**What to produce:** In the copy, leave out the pictures and repeat all records exactly.

**Task inputs:**
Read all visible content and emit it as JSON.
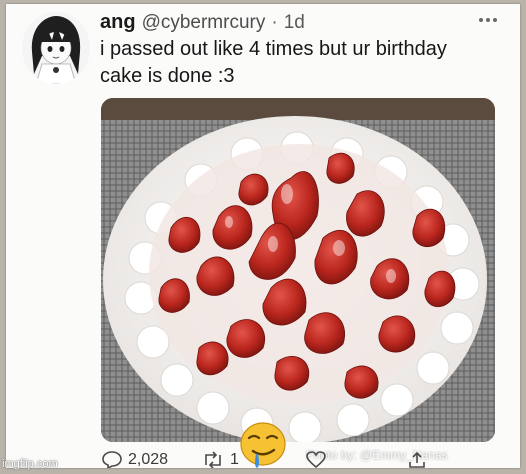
{
  "tweet": {
    "display_name": "ang",
    "handle": "@cybermrcury",
    "separator": "·",
    "timestamp": "1d",
    "text_lines": [
      "i passed out like 4 times but ur birthday",
      "cake is done :3"
    ],
    "reply_count": "2,028",
    "retweet_count": "1",
    "media_watermark": "Photo by: @Emmy_Nanas"
  },
  "icons": {
    "avatar": "anime-girl-avatar",
    "more": "more-dots-icon",
    "reply": "reply-icon",
    "retweet": "retweet-icon",
    "like": "like-icon",
    "share": "share-icon",
    "overlay_emoji": "drooling-face-emoji"
  },
  "colors": {
    "text": "#171717",
    "muted": "#4d4d4d",
    "cake_cream": "#f7f5f4",
    "strawberry": "#b9261d",
    "emoji_yellow": "#f6c234",
    "drool": "#3b8fe0"
  },
  "site_watermark": "imgflip.com"
}
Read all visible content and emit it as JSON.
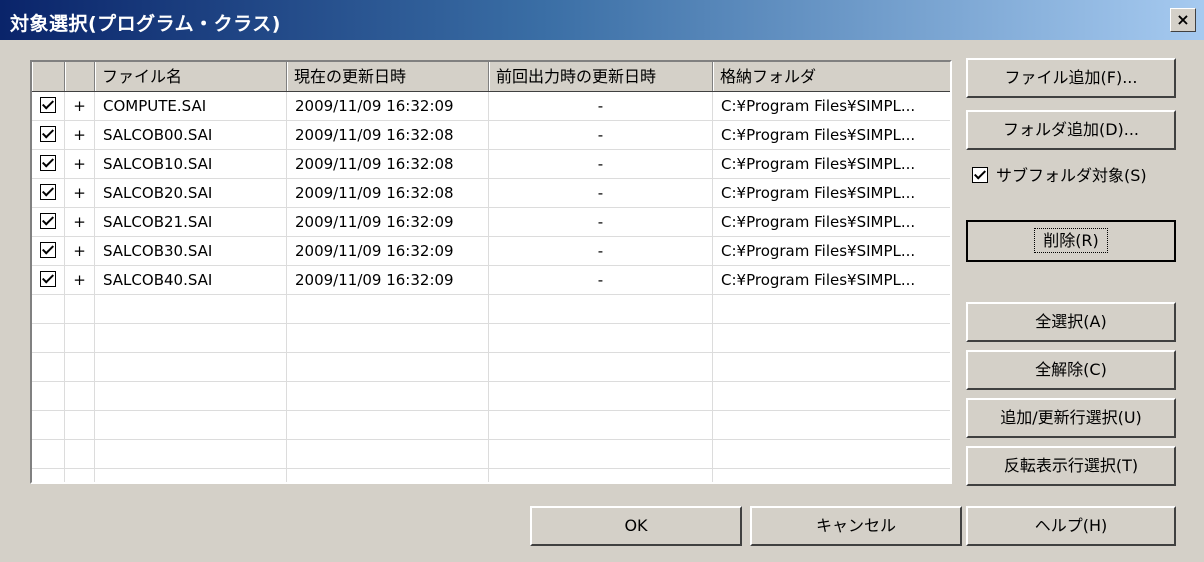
{
  "window": {
    "title": "対象選択(プログラム・クラス)",
    "close_label": "×"
  },
  "grid": {
    "headers": [
      "",
      "",
      "ファイル名",
      "現在の更新日時",
      "前回出力時の更新日時",
      "格納フォルダ"
    ],
    "rows": [
      {
        "checked": true,
        "mark": "+",
        "file": "COMPUTE.SAI",
        "current": "2009/11/09 16:32:09",
        "previous": "-",
        "folder": "C:¥Program Files¥SIMPL..."
      },
      {
        "checked": true,
        "mark": "+",
        "file": "SALCOB00.SAI",
        "current": "2009/11/09 16:32:08",
        "previous": "-",
        "folder": "C:¥Program Files¥SIMPL..."
      },
      {
        "checked": true,
        "mark": "+",
        "file": "SALCOB10.SAI",
        "current": "2009/11/09 16:32:08",
        "previous": "-",
        "folder": "C:¥Program Files¥SIMPL..."
      },
      {
        "checked": true,
        "mark": "+",
        "file": "SALCOB20.SAI",
        "current": "2009/11/09 16:32:08",
        "previous": "-",
        "folder": "C:¥Program Files¥SIMPL..."
      },
      {
        "checked": true,
        "mark": "+",
        "file": "SALCOB21.SAI",
        "current": "2009/11/09 16:32:09",
        "previous": "-",
        "folder": "C:¥Program Files¥SIMPL..."
      },
      {
        "checked": true,
        "mark": "+",
        "file": "SALCOB30.SAI",
        "current": "2009/11/09 16:32:09",
        "previous": "-",
        "folder": "C:¥Program Files¥SIMPL..."
      },
      {
        "checked": true,
        "mark": "+",
        "file": "SALCOB40.SAI",
        "current": "2009/11/09 16:32:09",
        "previous": "-",
        "folder": "C:¥Program Files¥SIMPL..."
      }
    ]
  },
  "side": {
    "add_file": "ファイル追加(F)...",
    "add_folder": "フォルダ追加(D)...",
    "subfolder_label": "サブフォルダ対象(S)",
    "subfolder_checked": true,
    "delete": "削除(R)",
    "select_all": "全選択(A)",
    "deselect_all": "全解除(C)",
    "select_added": "追加/更新行選択(U)",
    "select_inverted": "反転表示行選択(T)"
  },
  "footer": {
    "ok": "OK",
    "cancel": "キャンセル",
    "help": "ヘルプ(H)"
  }
}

**The completed task:**
Read all visible content and emit it as JSON.
{
  "tweet": {
    "display_name": "ang",
    "handle": "@cybermrcury",
    "separator": "·",
    "timestamp": "1d",
    "text_lines": [
      "i passed out like 4 times but ur birthday",
      "cake is done :3"
    ],
    "reply_count": "2,028",
    "retweet_count": "1",
    "media_watermark": "Photo by: @Emmy_Nanas"
  },
  "icons": {
    "avatar": "anime-girl-avatar",
    "more": "more-dots-icon",
    "reply": "reply-icon",
    "retweet": "retweet-icon",
    "like": "like-icon",
    "share": "share-icon",
    "overlay_emoji": "drooling-face-emoji"
  },
  "colors": {
    "text": "#171717",
    "muted": "#4d4d4d",
    "cake_cream": "#f7f5f4",
    "strawberry": "#b9261d",
    "emoji_yellow": "#f6c234",
    "drool": "#3b8fe0"
  },
  "site_watermark": "imgflip.com"
}
Read all visible content and emit it as JSON.
{
  "window": {
    "title": "対象選択(プログラム・クラス)",
    "close_label": "×"
  },
  "grid": {
    "headers": [
      "",
      "",
      "ファイル名",
      "現在の更新日時",
      "前回出力時の更新日時",
      "格納フォルダ"
    ],
    "rows": [
      {
        "checked": true,
        "mark": "+",
        "file": "COMPUTE.SAI",
        "current": "2009/11/09 16:32:09",
        "previous": "-",
        "folder": "C:¥Program Files¥SIMPL..."
      },
      {
        "checked": true,
        "mark": "+",
        "file": "SALCOB00.SAI",
        "current": "2009/11/09 16:32:08",
        "previous": "-",
        "folder": "C:¥Program Files¥SIMPL..."
      },
      {
        "checked": true,
        "mark": "+",
        "file": "SALCOB10.SAI",
        "current": "2009/11/09 16:32:08",
        "previous": "-",
        "folder": "C:¥Program Files¥SIMPL..."
      },
      {
        "checked": true,
        "mark": "+",
        "file": "SALCOB20.SAI",
        "current": "2009/11/09 16:32:08",
        "previous": "-",
        "folder": "C:¥Program Files¥SIMPL..."
      },
      {
        "checked": true,
        "mark": "+",
        "file": "SALCOB21.SAI",
        "current": "2009/11/09 16:32:09",
        "previous": "-",
        "folder": "C:¥Program Files¥SIMPL..."
      },
      {
        "checked": true,
        "mark": "+",
        "file": "SALCOB30.SAI",
        "current": "2009/11/09 16:32:09",
        "previous": "-",
        "folder": "C:¥Program Files¥SIMPL..."
      },
      {
        "checked": true,
        "mark": "+",
        "file": "SALCOB40.SAI",
        "current": "2009/11/09 16:32:09",
        "previous": "-",
        "folder": "C:¥Program Files¥SIMPL..."
      }
    ]
  },
  "side": {
    "add_file": "ファイル追加(F)...",
    "add_folder": "フォルダ追加(D)...",
    "subfolder_label": "サブフォルダ対象(S)",
    "subfolder_checked": true,
    "delete": "削除(R)",
    "select_all": "全選択(A)",
    "deselect_all": "全解除(C)",
    "select_added": "追加/更新行選択(U)",
    "select_inverted": "反転表示行選択(T)"
  },
  "footer": {
    "ok": "OK",
    "cancel": "キャンセル",
    "help": "ヘルプ(H)"
  }
}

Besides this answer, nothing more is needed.